* [BRIEF]
Every line of the data below should be written out word for word.

* [Web page and app entries]
◇ ◇ ◇ ◇
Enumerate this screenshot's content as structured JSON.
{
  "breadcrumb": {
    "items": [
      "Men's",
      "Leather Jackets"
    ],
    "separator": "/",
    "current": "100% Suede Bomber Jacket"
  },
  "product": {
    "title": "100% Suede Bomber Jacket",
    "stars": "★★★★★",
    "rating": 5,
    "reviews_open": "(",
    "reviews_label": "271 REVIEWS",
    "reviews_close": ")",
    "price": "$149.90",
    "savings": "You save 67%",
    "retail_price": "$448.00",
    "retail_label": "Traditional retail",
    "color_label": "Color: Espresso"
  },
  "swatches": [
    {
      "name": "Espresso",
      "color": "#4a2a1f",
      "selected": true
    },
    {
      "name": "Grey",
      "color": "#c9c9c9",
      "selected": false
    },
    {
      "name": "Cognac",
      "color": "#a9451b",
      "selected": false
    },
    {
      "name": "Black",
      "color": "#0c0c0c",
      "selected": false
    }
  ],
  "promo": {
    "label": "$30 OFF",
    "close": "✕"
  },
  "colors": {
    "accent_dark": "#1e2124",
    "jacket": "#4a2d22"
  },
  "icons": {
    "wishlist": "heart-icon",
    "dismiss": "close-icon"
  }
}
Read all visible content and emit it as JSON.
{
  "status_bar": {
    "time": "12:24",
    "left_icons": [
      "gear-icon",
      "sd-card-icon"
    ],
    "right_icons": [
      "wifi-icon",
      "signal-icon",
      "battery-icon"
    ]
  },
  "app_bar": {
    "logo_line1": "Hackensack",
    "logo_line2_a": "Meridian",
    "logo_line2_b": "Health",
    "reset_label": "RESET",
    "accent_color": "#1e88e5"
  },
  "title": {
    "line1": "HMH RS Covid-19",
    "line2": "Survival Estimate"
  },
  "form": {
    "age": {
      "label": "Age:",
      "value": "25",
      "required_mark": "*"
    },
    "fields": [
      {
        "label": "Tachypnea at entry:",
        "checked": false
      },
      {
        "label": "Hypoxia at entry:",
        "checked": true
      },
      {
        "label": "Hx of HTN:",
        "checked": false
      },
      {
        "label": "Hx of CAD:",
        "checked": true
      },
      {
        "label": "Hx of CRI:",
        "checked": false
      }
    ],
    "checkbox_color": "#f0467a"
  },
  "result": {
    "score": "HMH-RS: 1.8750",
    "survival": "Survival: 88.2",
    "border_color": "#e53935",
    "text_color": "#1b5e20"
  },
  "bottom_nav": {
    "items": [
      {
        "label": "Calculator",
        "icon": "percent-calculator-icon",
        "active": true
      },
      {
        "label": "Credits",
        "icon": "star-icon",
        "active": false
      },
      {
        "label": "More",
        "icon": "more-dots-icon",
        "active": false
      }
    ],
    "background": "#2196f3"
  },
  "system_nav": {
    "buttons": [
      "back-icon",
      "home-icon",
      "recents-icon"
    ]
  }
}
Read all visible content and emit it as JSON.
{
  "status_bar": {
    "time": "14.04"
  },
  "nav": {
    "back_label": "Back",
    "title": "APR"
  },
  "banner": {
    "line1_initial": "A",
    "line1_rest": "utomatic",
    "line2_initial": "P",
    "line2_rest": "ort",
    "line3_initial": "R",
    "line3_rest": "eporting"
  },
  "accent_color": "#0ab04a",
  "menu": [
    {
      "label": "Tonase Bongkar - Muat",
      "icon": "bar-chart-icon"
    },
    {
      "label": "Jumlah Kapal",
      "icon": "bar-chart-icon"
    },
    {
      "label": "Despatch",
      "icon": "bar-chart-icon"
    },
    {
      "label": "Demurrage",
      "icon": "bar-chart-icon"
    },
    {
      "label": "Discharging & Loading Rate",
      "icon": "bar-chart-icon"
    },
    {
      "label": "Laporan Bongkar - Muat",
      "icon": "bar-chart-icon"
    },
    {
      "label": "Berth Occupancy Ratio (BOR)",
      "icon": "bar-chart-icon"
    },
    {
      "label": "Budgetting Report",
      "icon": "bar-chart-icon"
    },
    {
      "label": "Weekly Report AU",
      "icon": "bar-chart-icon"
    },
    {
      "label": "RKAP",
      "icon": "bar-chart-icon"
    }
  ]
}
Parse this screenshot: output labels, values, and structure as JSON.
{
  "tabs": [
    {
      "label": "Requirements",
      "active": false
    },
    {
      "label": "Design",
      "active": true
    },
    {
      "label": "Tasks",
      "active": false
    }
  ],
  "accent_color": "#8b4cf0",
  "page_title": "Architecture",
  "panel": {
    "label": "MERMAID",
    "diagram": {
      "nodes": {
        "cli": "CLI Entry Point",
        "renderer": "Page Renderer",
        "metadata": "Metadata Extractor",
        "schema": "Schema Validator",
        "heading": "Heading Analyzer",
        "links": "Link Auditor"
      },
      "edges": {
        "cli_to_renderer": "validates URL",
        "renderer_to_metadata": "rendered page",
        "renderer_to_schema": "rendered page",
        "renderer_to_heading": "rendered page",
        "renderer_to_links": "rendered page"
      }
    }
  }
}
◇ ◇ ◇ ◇
* [ANSWER BELOW]
Enumerate this screenshot's content as structured JSON.
{
  "breadcrumb": {
    "items": [
      "Men's",
      "Leather Jackets"
    ],
    "separator": "/",
    "current": "100% Suede Bomber Jacket"
  },
  "product": {
    "title": "100% Suede Bomber Jacket",
    "stars": "★★★★★",
    "rating": 5,
    "reviews_open": "(",
    "reviews_label": "271 REVIEWS",
    "reviews_close": ")",
    "price": "$149.90",
    "savings": "You save 67%",
    "retail_price": "$448.00",
    "retail_label": "Traditional retail",
    "color_label": "Color: Espresso"
  },
  "swatches": [
    {
      "name": "Espresso",
      "color": "#4a2a1f",
      "selected": true
    },
    {
      "name": "Grey",
      "color": "#c9c9c9",
      "selected": false
    },
    {
      "name": "Cognac",
      "color": "#a9451b",
      "selected": false
    },
    {
      "name": "Black",
      "color": "#0c0c0c",
      "selected": false
    }
  ],
  "promo": {
    "label": "$30 OFF",
    "close": "✕"
  },
  "colors": {
    "accent_dark": "#1e2124",
    "jacket": "#4a2d22"
  },
  "icons": {
    "wishlist": "heart-icon",
    "dismiss": "close-icon"
  }
}
Read all visible content and emit it as JSON.
{
  "status_bar": {
    "time": "12:24",
    "left_icons": [
      "gear-icon",
      "sd-card-icon"
    ],
    "right_icons": [
      "wifi-icon",
      "signal-icon",
      "battery-icon"
    ]
  },
  "app_bar": {
    "logo_line1": "Hackensack",
    "logo_line2_a": "Meridian",
    "logo_line2_b": "Health",
    "reset_label": "RESET",
    "accent_color": "#1e88e5"
  },
  "title": {
    "line1": "HMH RS Covid-19",
    "line2": "Survival Estimate"
  },
  "form": {
    "age": {
      "label": "Age:",
      "value": "25",
      "required_mark": "*"
    },
    "fields": [
      {
        "label": "Tachypnea at entry:",
        "checked": false
      },
      {
        "label": "Hypoxia at entry:",
        "checked": true
      },
      {
        "label": "Hx of HTN:",
        "checked": false
      },
      {
        "label": "Hx of CAD:",
        "checked": true
      },
      {
        "label": "Hx of CRI:",
        "checked": false
      }
    ],
    "checkbox_color": "#f0467a"
  },
  "result": {
    "score": "HMH-RS: 1.8750",
    "survival": "Survival: 88.2",
    "border_color": "#e53935",
    "text_color": "#1b5e20"
  },
  "bottom_nav": {
    "items": [
      {
        "label": "Calculator",
        "icon": "percent-calculator-icon",
        "active": true
      },
      {
        "label": "Credits",
        "icon": "star-icon",
        "active": false
      },
      {
        "label": "More",
        "icon": "more-dots-icon",
        "active": false
      }
    ],
    "background": "#2196f3"
  },
  "system_nav": {
    "buttons": [
      "back-icon",
      "home-icon",
      "recents-icon"
    ]
  }
}
Read all visible content and emit it as JSON.
{
  "status_bar": {
    "time": "14.04"
  },
  "nav": {
    "back_label": "Back",
    "title": "APR"
  },
  "banner": {
    "line1_initial": "A",
    "line1_rest": "utomatic",
    "line2_initial": "P",
    "line2_rest": "ort",
    "line3_initial": "R",
    "line3_rest": "eporting"
  },
  "accent_color": "#0ab04a",
  "menu": [
    {
      "label": "Tonase Bongkar - Muat",
      "icon": "bar-chart-icon"
    },
    {
      "label": "Jumlah Kapal",
      "icon": "bar-chart-icon"
    },
    {
      "label": "Despatch",
      "icon": "bar-chart-icon"
    },
    {
      "label": "Demurrage",
      "icon": "bar-chart-icon"
    },
    {
      "label": "Discharging & Loading Rate",
      "icon": "bar-chart-icon"
    },
    {
      "label": "Laporan Bongkar - Muat",
      "icon": "bar-chart-icon"
    },
    {
      "label": "Berth Occupancy Ratio (BOR)",
      "icon": "bar-chart-icon"
    },
    {
      "label": "Budgetting Report",
      "icon": "bar-chart-icon"
    },
    {
      "label": "Weekly Report AU",
      "icon": "bar-chart-icon"
    },
    {
      "label": "RKAP",
      "icon": "bar-chart-icon"
    }
  ]
}
Parse this screenshot: output labels, values, and structure as JSON.
{
  "tabs": [
    {
      "label": "Requirements",
      "active": false
    },
    {
      "label": "Design",
      "active": true
    },
    {
      "label": "Tasks",
      "active": false
    }
  ],
  "accent_color": "#8b4cf0",
  "page_title": "Architecture",
  "panel": {
    "label": "MERMAID",
    "diagram": {
      "nodes": {
        "cli": "CLI Entry Point",
        "renderer": "Page Renderer",
        "metadata": "Metadata Extractor",
        "schema": "Schema Validator",
        "heading": "Heading Analyzer",
        "links": "Link Auditor"
      },
      "edges": {
        "cli_to_renderer": "validates URL",
        "renderer_to_metadata": "rendered page",
        "renderer_to_schema": "rendered page",
        "renderer_to_heading": "rendered page",
        "renderer_to_links": "rendered page"
      }
    }
  }
}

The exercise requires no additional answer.